Other stuff is more interesting than you
Who’s the teacher? Being a student and trainer at the same time
Urrgh! It got my Irish up.
Last night at agility basic class Obie decided to leave the course and me and go visit the dogs at the sidelines. The Duck Toller said, “Get out of here!” So he left. The Aussie’s people blocked him, so after a couple of hopeful dodges he left, but the Boxer … well he smelled real good and after some initial complaint didn’t seem to mind being smelled. That’s where I caught up and escorted Obie back to the course. We started one jump later so we didn’t have to look at the Boxer and that was fine that time.
Then we waited for our turn again and came up with a slightly different problem, but it ended at the Boxer again. And with slightly different variations we continued, sometimes with a great run, sometimes just at the Boxer.
I asked the Boxer’s person to block my dog, because he was having too much fun sniffing the Boxer. She made a slight attempt. Finally the Trainer came and stood in the way – problem slightly solved, at least for that rendition.
I’m a trainer, why did I have so much trouble figuring out I needed to change the set up for Obie? Which is funny because I predicted from the outset the draw of the dogs was a difficulty – he is very charmed by new dogs.
In this place I’m a student and so I’ve given up much of my training control, which makes me susceptible to following directions and cooperating even if on my own I would have changed things up. Also I wanted it to work and it did part of the time. Also I’m hesitant to give other students direction, because it isn’t my class. Also I know this class is more ‘reactive’ based than ‘proactive,’ but I still tend to cooperate. Urrgh!
Sometimes I think I need reminders like this to be more ready to take control of the situation when I’m acting as a student … of course the new piece of equipment we had just been introduced to was at the beginning of the run (so move that Boxer or block him).
Back to the real problem – dog leaving work. Obie likes food, likes tug, likes agility, but loves greeting new dogs, loves intense smells … and that’s a real problem. With the issues he’s had being noisy and upset being left in kennels (crates and outside runs) I put lots of value, games, food into his crate and kennel. I haven’t put as much into being with me (‘cuz he’s not my dog partially), but this whole thing of him leaving work is a big deal.
Plan: 1) Hand feed at least 50% of his meals with the majority of the hand feeding training being rewarded for returns to me in distracting environments (simple recalls are a no brain-er for him). We started out this morning with a loaded food cube (a game he plays vigorously) and me calling him away from it each second or third hit, clicking and rewarding and releasing him to ‘get it’ again.

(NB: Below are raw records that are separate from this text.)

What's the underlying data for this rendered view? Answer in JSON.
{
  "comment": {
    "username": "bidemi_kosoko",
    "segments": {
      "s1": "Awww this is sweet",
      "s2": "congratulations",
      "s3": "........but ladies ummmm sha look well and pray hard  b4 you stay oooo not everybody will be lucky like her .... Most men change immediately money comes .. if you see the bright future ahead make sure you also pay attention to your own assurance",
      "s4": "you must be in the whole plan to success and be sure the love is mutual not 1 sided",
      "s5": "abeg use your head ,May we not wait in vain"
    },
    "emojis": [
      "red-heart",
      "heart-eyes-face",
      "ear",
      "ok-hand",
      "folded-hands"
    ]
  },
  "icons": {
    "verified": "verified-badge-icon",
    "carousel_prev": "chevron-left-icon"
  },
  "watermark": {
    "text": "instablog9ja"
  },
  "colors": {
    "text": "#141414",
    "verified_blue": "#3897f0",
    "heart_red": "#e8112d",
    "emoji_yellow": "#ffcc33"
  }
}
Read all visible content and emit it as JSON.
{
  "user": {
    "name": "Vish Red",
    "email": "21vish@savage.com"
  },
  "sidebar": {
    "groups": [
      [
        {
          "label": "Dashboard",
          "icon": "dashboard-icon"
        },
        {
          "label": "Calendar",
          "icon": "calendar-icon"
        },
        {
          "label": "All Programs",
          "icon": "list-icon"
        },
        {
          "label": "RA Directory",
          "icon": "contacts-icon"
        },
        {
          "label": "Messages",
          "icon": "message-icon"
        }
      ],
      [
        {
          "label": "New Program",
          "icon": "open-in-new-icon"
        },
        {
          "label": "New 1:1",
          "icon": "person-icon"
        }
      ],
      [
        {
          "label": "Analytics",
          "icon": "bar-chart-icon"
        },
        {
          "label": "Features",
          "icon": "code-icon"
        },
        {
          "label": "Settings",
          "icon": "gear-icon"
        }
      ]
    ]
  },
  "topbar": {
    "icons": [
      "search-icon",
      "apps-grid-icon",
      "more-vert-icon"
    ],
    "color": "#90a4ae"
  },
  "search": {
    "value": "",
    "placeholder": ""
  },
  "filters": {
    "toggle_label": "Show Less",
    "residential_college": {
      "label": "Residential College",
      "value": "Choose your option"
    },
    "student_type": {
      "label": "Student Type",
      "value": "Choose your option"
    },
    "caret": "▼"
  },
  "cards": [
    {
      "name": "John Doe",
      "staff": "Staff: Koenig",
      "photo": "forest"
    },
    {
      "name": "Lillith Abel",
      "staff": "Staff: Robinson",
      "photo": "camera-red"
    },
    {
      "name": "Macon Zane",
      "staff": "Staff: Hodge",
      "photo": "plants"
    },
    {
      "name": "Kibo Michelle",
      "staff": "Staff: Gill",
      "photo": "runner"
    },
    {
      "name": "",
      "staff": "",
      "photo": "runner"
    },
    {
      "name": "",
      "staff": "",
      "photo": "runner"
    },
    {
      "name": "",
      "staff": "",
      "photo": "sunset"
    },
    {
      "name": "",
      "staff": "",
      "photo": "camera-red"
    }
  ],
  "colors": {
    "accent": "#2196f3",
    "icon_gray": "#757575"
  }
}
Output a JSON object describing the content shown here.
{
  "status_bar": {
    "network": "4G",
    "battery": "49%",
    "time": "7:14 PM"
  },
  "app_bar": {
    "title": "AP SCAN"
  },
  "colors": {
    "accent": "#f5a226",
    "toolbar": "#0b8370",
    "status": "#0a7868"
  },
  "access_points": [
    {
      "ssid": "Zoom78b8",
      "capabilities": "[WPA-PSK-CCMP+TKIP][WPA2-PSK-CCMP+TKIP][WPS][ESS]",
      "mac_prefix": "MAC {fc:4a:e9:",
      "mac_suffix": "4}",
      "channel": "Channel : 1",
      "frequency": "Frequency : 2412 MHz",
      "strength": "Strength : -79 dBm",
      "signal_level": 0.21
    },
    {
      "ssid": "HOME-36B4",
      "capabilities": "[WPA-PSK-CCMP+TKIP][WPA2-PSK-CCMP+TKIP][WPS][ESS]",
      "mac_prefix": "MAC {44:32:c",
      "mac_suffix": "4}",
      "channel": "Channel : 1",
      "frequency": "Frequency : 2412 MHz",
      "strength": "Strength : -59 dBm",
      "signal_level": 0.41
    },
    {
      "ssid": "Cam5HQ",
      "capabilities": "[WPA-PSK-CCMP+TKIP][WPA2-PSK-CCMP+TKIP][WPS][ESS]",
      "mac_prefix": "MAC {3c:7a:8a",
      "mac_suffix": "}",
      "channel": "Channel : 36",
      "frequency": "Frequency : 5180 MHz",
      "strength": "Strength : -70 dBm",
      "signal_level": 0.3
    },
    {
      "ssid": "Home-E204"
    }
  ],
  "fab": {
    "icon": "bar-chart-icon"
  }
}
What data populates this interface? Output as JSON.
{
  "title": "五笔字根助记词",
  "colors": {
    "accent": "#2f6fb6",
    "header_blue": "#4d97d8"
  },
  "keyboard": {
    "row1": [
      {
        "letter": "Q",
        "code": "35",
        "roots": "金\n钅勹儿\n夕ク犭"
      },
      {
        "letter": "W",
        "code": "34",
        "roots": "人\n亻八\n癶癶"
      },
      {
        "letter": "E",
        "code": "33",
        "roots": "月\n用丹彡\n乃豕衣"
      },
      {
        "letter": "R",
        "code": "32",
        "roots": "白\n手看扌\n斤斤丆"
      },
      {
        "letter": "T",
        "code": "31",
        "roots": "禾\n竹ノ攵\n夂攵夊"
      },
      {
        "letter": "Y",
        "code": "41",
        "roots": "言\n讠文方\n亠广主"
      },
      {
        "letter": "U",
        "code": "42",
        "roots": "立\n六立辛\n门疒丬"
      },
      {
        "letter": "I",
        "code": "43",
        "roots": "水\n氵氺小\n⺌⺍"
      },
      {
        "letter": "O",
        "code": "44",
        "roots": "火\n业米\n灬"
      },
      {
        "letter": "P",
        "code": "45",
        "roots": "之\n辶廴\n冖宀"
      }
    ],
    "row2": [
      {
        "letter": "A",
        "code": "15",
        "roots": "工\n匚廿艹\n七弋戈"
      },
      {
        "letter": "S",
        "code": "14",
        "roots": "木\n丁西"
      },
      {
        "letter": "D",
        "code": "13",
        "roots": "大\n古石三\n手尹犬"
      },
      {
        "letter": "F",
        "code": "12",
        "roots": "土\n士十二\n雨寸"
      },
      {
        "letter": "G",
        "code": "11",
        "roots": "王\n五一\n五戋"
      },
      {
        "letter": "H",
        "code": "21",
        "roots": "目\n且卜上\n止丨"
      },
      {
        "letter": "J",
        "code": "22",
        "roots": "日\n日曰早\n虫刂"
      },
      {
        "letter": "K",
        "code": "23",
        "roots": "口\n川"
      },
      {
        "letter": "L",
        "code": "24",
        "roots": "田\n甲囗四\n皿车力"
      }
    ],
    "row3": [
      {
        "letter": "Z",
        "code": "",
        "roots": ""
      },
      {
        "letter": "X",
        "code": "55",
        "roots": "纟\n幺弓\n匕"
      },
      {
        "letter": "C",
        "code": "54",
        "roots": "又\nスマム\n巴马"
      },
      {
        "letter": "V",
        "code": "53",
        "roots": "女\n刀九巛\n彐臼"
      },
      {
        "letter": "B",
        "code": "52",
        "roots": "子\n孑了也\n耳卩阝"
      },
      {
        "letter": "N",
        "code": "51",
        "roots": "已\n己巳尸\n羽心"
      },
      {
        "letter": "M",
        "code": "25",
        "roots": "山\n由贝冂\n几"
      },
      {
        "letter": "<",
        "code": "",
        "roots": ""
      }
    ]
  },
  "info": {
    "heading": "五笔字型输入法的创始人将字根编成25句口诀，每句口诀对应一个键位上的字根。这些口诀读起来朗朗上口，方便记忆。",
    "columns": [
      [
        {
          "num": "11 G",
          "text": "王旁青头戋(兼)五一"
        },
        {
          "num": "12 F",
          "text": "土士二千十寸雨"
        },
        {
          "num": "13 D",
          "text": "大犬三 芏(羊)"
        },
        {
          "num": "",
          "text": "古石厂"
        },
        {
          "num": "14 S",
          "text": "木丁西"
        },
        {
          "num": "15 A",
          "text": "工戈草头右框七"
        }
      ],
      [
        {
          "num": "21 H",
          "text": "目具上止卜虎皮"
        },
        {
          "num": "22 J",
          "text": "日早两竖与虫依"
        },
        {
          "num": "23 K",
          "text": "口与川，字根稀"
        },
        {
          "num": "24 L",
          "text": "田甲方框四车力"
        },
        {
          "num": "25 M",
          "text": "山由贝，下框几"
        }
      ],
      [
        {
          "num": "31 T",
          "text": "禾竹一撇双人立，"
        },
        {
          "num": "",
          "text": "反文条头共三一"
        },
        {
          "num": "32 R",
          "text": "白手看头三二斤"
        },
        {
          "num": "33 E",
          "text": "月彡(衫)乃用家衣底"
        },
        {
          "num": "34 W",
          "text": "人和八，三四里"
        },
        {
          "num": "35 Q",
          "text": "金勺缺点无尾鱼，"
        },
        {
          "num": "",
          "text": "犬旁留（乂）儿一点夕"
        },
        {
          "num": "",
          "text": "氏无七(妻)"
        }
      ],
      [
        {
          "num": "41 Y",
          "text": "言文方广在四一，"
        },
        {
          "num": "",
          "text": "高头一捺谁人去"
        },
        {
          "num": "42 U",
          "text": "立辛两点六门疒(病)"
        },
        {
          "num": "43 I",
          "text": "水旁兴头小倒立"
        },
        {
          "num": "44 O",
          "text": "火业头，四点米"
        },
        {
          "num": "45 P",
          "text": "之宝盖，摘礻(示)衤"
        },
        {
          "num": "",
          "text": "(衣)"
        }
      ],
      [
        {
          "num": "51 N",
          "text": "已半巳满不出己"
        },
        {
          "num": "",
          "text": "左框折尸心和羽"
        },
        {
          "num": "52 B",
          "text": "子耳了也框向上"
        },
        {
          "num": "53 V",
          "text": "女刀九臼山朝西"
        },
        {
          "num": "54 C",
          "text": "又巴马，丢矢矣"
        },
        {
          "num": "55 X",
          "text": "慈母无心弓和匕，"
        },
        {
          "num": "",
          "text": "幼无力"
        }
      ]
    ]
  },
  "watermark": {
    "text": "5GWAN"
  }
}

2) Upgrade his delight in tug to ‘love it everywhere.’ He’s great in low distraction settings, but he’s not willing to commit to really playing if there are unknown dogs in sight … need to work up to that. We’ll start going to the park and see how far from the walking path we have to be to still play. Also go to the parking lot at the grocery or hardware store and see if we can play tug wholeheartedly.
3) Bring Jazzie down to the cover all and have turns doing some obstacles. Jazzie won’t tolerate irritating sniffing by Obie so there will not be a reward for him. Plus it will be good for Jazz to have to wait her turn.
Sometimes it takes a massive fail to trigger a plan. We’ve got a week of three times or more trainings until next class – wish us luck! Or a strategically placed Duck Toller.